• Your assignment
Copy every line of the following data that includes the string "published".
[Data to examine — start]
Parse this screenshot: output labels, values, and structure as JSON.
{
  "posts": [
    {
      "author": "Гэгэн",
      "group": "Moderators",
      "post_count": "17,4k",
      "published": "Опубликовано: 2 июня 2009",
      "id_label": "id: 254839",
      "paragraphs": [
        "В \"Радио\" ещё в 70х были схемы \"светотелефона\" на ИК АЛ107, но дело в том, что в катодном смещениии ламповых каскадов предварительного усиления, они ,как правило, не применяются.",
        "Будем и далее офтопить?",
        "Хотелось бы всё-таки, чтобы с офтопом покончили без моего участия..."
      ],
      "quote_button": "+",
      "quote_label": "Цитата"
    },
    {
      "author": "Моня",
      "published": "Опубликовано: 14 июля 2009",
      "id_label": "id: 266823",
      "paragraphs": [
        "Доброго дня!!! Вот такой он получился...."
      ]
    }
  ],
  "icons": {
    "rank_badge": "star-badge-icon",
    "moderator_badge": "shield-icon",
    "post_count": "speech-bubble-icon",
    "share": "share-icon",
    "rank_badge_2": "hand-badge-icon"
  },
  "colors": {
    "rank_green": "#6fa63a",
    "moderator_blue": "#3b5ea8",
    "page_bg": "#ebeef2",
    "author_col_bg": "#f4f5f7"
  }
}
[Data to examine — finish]
• Completed exercise
      "published": "Опубликовано: 2 июня 2009",
      "published": "Опубликовано: 14 июля 2009",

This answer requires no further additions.